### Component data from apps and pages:
►
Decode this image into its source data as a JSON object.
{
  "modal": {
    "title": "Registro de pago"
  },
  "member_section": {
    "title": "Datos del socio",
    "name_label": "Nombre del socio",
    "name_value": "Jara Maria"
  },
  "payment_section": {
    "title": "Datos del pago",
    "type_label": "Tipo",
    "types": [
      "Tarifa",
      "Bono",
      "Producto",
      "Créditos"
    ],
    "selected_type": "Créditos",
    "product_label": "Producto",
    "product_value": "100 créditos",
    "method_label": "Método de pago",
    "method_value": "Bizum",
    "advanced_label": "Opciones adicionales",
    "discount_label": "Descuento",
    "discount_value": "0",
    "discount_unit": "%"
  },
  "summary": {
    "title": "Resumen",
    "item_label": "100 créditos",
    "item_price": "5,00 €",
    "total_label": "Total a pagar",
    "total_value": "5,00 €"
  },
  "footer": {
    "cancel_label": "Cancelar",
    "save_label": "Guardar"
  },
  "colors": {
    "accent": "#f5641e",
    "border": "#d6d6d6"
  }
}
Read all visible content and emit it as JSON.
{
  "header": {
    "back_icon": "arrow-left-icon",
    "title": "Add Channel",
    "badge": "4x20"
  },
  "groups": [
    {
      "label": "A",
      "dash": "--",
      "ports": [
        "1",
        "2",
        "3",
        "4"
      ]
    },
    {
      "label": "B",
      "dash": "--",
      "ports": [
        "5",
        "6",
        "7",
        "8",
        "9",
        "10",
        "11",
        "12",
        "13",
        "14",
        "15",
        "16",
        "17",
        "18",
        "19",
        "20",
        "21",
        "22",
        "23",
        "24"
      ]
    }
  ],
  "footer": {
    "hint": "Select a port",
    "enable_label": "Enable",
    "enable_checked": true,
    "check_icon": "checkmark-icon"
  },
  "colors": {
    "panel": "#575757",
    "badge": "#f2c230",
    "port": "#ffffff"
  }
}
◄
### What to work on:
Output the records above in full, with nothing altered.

### Response to the exercise:
Decode this image into its source data as a JSON object.
{
  "modal": {
    "title": "Registro de pago"
  },
  "member_section": {
    "title": "Datos del socio",
    "name_label": "Nombre del socio",
    "name_value": "Jara Maria"
  },
  "payment_section": {
    "title": "Datos del pago",
    "type_label": "Tipo",
    "types": [
      "Tarifa",
      "Bono",
      "Producto",
      "Créditos"
    ],
    "selected_type": "Créditos",
    "product_label": "Producto",
    "product_value": "100 créditos",
    "method_label": "Método de pago",
    "method_value": "Bizum",
    "advanced_label": "Opciones adicionales",
    "discount_label": "Descuento",
    "discount_value": "0",
    "discount_unit": "%"
  },
  "summary": {
    "title": "Resumen",
    "item_label": "100 créditos",
    "item_price": "5,00 €",
    "total_label": "Total a pagar",
    "total_value": "5,00 €"
  },
  "footer": {
    "cancel_label": "Cancelar",
    "save_label": "Guardar"
  },
  "colors": {
    "accent": "#f5641e",
    "border": "#d6d6d6"
  }
}
Read all visible content and emit it as JSON.
{
  "header": {
    "back_icon": "arrow-left-icon",
    "title": "Add Channel",
    "badge": "4x20"
  },
  "groups": [
    {
      "label": "A",
      "dash": "--",
      "ports": [
        "1",
        "2",
        "3",
        "4"
      ]
    },
    {
      "label": "B",
      "dash": "--",
      "ports": [
        "5",
        "6",
        "7",
        "8",
        "9",
        "10",
        "11",
        "12",
        "13",
        "14",
        "15",
        "16",
        "17",
        "18",
        "19",
        "20",
        "21",
        "22",
        "23",
        "24"
      ]
    }
  ],
  "footer": {
    "hint": "Select a port",
    "enable_label": "Enable",
    "enable_checked": true,
    "check_icon": "checkmark-icon"
  },
  "colors": {
    "panel": "#575757",
    "badge": "#f2c230",
    "port": "#ffffff"
  }
}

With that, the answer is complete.